U.S. Army Central
Drills, saws, and grinders. The imagery of these tools may suggest that one would find themselves on a construction site or at a hardware store.
These tools are also staples in the medical community and have been a part of physicians toolbags for decades. However, as technology has improved so has the ability to treat service members throughout the force.
Soldiers from the 673rd Dental Company, based in Joint Base Lewis-McChord, Washington, now equipped with a crown mill machine, are able to provide service members with complete crown services in a fraction of the time it used to take, thanks to new technology at Camp Arifjan, Kuwait.

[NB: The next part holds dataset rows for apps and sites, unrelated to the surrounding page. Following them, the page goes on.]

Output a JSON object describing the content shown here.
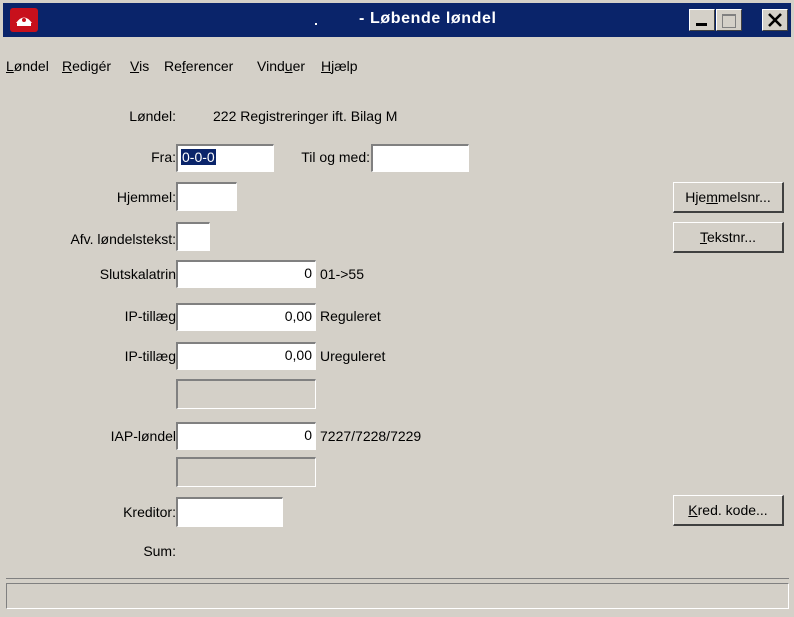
{
  "window": {
    "title": "- Løbende løndel",
    "controls": {
      "minimize": "_",
      "maximize": "□",
      "close": "X"
    }
  },
  "menu": [
    {
      "label": "Løndel",
      "accel": "L"
    },
    {
      "label": "Redigér",
      "accel": "R"
    },
    {
      "label": "Vis",
      "accel": "V"
    },
    {
      "label": "Referencer",
      "accel": "f"
    },
    {
      "label": "Vinduer",
      "accel": "u"
    },
    {
      "label": "Hjælp",
      "accel": "H"
    }
  ],
  "form": {
    "loendel_label": "Løndel:",
    "loendel_value": "222 Registreringer ift. Bilag M",
    "fra_label": "Fra:",
    "fra_value": "0-0-0",
    "til_label": "Til og med:",
    "til_value": "",
    "hjemmel_label": "Hjemmel:",
    "hjemmel_value": "",
    "afv_label": "Afv. løndelstekst:",
    "afv_value": "",
    "slutskala_label": "Slutskalatrin",
    "slutskala_value": "0",
    "slutskala_hint": "01->55",
    "ip1_label": "IP-tillæg",
    "ip1_value": "0,00",
    "ip1_hint": "Reguleret",
    "ip2_label": "IP-tillæg",
    "ip2_value": "0,00",
    "ip2_hint": "Ureguleret",
    "blank1_value": "",
    "iap_label": "IAP-løndel",
    "iap_value": "0",
    "iap_hint": "7227/7228/7229",
    "blank2_value": "",
    "kreditor_label": "Kreditor:",
    "kreditor_value": "",
    "sum_label": "Sum:"
  },
  "buttons": {
    "hjemmelsnr": {
      "pre": "Hje",
      "accel": "m",
      "post": "melsnr..."
    },
    "tekstnr": {
      "pre": "",
      "accel": "T",
      "post": "ekstnr..."
    },
    "kred_kode": {
      "pre": "",
      "accel": "K",
      "post": "red. kode..."
    }
  },
  "status": {
    "text": ""
  },
  "colors": {
    "titlebar": "#0a246a",
    "face": "#d4d0c8",
    "icon_bg": "#c8101c"
  }
}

"The good thing about this is that it's all digital," said Capt. Krey Keller, a dentist with the 673rd Dental Company. "We're able to take a tooth from preparation to the final crown within a couple of hours."
A procedure that once took upwards of six weeks has now been reduced to just about three hours. Technology, like the machine, allows service members from coalition forces to also receive care with a faster recovery period.
"We try to maximize what we can do with a patient while we have them here," said Keller. "I've been able to treat patients from all corners of the world. It's been really interesting."
Despite COVID-19 the 673rd is working to make sure everyone has proper dental care. Patients must receive a screening prior to procedures if there is a chance saliva will come into contact with staff or equipment. Proper protective equipment is a must and social distancing is enforced throughout the clinic.
"We're testing every patient before we do an aerosol producing procedure," said Keller. "Our job is to take a class-three, non-deployable soldier, and make them a class-one. It's also good for Soldier morale since they can get a crown and go about their day."
U.S. ARMY RESERVE
DEPT. OF DEFENSE
U.S. CENTRAL COMMAND
DEPT. OF HOMELAND SECURITY
BEST WARRIOR COMPETITION